What this task involves — Would you please write out every record exactly?

Data about app and page elements
..............................

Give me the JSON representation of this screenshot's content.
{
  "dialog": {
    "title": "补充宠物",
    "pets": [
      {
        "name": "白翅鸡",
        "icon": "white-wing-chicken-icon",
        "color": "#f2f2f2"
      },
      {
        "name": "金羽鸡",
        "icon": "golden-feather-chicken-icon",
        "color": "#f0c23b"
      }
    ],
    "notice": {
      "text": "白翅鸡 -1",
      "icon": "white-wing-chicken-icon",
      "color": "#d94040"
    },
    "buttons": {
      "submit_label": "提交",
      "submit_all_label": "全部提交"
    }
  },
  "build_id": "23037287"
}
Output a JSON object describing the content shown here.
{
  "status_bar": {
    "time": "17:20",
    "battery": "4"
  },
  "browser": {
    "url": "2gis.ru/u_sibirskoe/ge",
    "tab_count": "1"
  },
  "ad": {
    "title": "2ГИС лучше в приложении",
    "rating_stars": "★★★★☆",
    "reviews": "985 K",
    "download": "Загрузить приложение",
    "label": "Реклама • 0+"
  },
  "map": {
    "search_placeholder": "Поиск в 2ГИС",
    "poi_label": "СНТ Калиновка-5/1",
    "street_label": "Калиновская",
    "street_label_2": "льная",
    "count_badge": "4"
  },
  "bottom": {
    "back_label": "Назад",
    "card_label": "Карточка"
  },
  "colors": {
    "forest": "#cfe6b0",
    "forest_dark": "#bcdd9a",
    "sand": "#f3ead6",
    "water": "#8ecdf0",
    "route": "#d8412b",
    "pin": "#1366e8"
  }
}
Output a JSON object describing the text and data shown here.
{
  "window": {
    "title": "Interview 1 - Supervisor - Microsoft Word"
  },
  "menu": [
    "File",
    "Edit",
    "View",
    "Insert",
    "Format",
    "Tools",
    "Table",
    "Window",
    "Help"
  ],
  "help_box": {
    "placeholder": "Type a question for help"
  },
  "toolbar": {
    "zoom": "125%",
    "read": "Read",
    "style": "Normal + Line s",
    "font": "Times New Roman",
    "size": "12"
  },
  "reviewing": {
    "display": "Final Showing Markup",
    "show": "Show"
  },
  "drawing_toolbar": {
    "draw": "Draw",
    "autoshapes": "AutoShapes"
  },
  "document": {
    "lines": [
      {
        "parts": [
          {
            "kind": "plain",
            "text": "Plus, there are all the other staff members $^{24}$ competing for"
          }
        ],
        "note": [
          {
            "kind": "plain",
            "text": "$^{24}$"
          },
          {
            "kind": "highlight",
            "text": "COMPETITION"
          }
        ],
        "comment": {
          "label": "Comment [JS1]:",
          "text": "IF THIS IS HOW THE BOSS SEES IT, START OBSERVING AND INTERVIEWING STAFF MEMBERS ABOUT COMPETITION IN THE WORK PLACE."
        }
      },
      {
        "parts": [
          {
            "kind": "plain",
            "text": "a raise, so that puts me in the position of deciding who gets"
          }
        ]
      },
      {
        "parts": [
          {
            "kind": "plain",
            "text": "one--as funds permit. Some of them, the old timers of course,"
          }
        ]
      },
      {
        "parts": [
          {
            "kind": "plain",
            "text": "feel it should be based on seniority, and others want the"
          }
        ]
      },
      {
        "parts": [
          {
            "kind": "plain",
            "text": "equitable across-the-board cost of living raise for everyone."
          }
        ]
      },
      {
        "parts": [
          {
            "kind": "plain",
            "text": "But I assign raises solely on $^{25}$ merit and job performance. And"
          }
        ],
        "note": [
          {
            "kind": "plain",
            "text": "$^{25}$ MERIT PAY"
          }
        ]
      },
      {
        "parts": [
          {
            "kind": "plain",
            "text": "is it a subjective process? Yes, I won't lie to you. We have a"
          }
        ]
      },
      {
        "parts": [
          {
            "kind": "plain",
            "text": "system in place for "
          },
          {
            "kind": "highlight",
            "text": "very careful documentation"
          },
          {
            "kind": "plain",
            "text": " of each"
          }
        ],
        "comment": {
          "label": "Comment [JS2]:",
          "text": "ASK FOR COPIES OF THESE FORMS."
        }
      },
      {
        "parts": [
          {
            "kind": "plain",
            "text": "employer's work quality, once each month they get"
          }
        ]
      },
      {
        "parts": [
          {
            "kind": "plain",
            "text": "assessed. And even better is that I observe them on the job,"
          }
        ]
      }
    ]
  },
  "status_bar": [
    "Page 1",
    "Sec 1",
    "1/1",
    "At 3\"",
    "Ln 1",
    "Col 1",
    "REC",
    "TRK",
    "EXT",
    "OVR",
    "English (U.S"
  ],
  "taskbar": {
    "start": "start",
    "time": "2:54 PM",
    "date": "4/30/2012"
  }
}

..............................

Reply to the task —
Give me the JSON representation of this screenshot's content.
{
  "dialog": {
    "title": "补充宠物",
    "pets": [
      {
        "name": "白翅鸡",
        "icon": "white-wing-chicken-icon",
        "color": "#f2f2f2"
      },
      {
        "name": "金羽鸡",
        "icon": "golden-feather-chicken-icon",
        "color": "#f0c23b"
      }
    ],
    "notice": {
      "text": "白翅鸡 -1",
      "icon": "white-wing-chicken-icon",
      "color": "#d94040"
    },
    "buttons": {
      "submit_label": "提交",
      "submit_all_label": "全部提交"
    }
  },
  "build_id": "23037287"
}
Output a JSON object describing the content shown here.
{
  "status_bar": {
    "time": "17:20",
    "battery": "4"
  },
  "browser": {
    "url": "2gis.ru/u_sibirskoe/ge",
    "tab_count": "1"
  },
  "ad": {
    "title": "2ГИС лучше в приложении",
    "rating_stars": "★★★★☆",
    "reviews": "985 K",
    "download": "Загрузить приложение",
    "label": "Реклама • 0+"
  },
  "map": {
    "search_placeholder": "Поиск в 2ГИС",
    "poi_label": "СНТ Калиновка-5/1",
    "street_label": "Калиновская",
    "street_label_2": "льная",
    "count_badge": "4"
  },
  "bottom": {
    "back_label": "Назад",
    "card_label": "Карточка"
  },
  "colors": {
    "forest": "#cfe6b0",
    "forest_dark": "#bcdd9a",
    "sand": "#f3ead6",
    "water": "#8ecdf0",
    "route": "#d8412b",
    "pin": "#1366e8"
  }
}
Output a JSON object describing the text and data shown here.
{
  "window": {
    "title": "Interview 1 - Supervisor - Microsoft Word"
  },
  "menu": [
    "File",
    "Edit",
    "View",
    "Insert",
    "Format",
    "Tools",
    "Table",
    "Window",
    "Help"
  ],
  "help_box": {
    "placeholder": "Type a question for help"
  },
  "toolbar": {
    "zoom": "125%",
    "read": "Read",
    "style": "Normal + Line s",
    "font": "Times New Roman",
    "size": "12"
  },
  "reviewing": {
    "display": "Final Showing Markup",
    "show": "Show"
  },
  "drawing_toolbar": {
    "draw": "Draw",
    "autoshapes": "AutoShapes"
  },
  "document": {
    "lines": [
      {
        "parts": [
          {
            "kind": "plain",
            "text": "Plus, there are all the other staff members $^{24}$ competing for"
          }
        ],
        "note": [
          {
            "kind": "plain",
            "text": "$^{24}$"
          },
          {
            "kind": "highlight",
            "text": "COMPETITION"
          }
        ],
        "comment": {
          "label": "Comment [JS1]:",
          "text": "IF THIS IS HOW THE BOSS SEES IT, START OBSERVING AND INTERVIEWING STAFF MEMBERS ABOUT COMPETITION IN THE WORK PLACE."
        }
      },
      {
        "parts": [
          {
            "kind": "plain",
            "text": "a raise, so that puts me in the position of deciding who gets"
          }
        ]
      },
      {
        "parts": [
          {
            "kind": "plain",
            "text": "one--as funds permit. Some of them, the old timers of course,"
          }
        ]
      },
      {
        "parts": [
          {
            "kind": "plain",
            "text": "feel it should be based on seniority, and others want the"
          }
        ]
      },
      {
        "parts": [
          {
            "kind": "plain",
            "text": "equitable across-the-board cost of living raise for everyone."
          }
        ]
      },
      {
        "parts": [
          {
            "kind": "plain",
            "text": "But I assign raises solely on $^{25}$ merit and job performance. And"
          }
        ],
        "note": [
          {
            "kind": "plain",
            "text": "$^{25}$ MERIT PAY"
          }
        ]
      },
      {
        "parts": [
          {
            "kind": "plain",
            "text": "is it a subjective process? Yes, I won't lie to you. We have a"
          }
        ]
      },
      {
        "parts": [
          {
            "kind": "plain",
            "text": "system in place for "
          },
          {
            "kind": "highlight",
            "text": "very careful documentation"
          },
          {
            "kind": "plain",
            "text": " of each"
          }
        ],
        "comment": {
          "label": "Comment [JS2]:",
          "text": "ASK FOR COPIES OF THESE FORMS."
        }
      },
      {
        "parts": [
          {
            "kind": "plain",
            "text": "employer's work quality, once each month they get"
          }
        ]
      },
      {
        "parts": [
          {
            "kind": "plain",
            "text": "assessed. And even better is that I observe them on the job,"
          }
        ]
      }
    ]
  },
  "status_bar": [
    "Page 1",
    "Sec 1",
    "1/1",
    "At 3\"",
    "Ln 1",
    "Col 1",
    "REC",
    "TRK",
    "EXT",
    "OVR",
    "English (U.S"
  ],
  "taskbar": {
    "start": "start",
    "time": "2:54 PM",
    "date": "4/30/2012"
  }
}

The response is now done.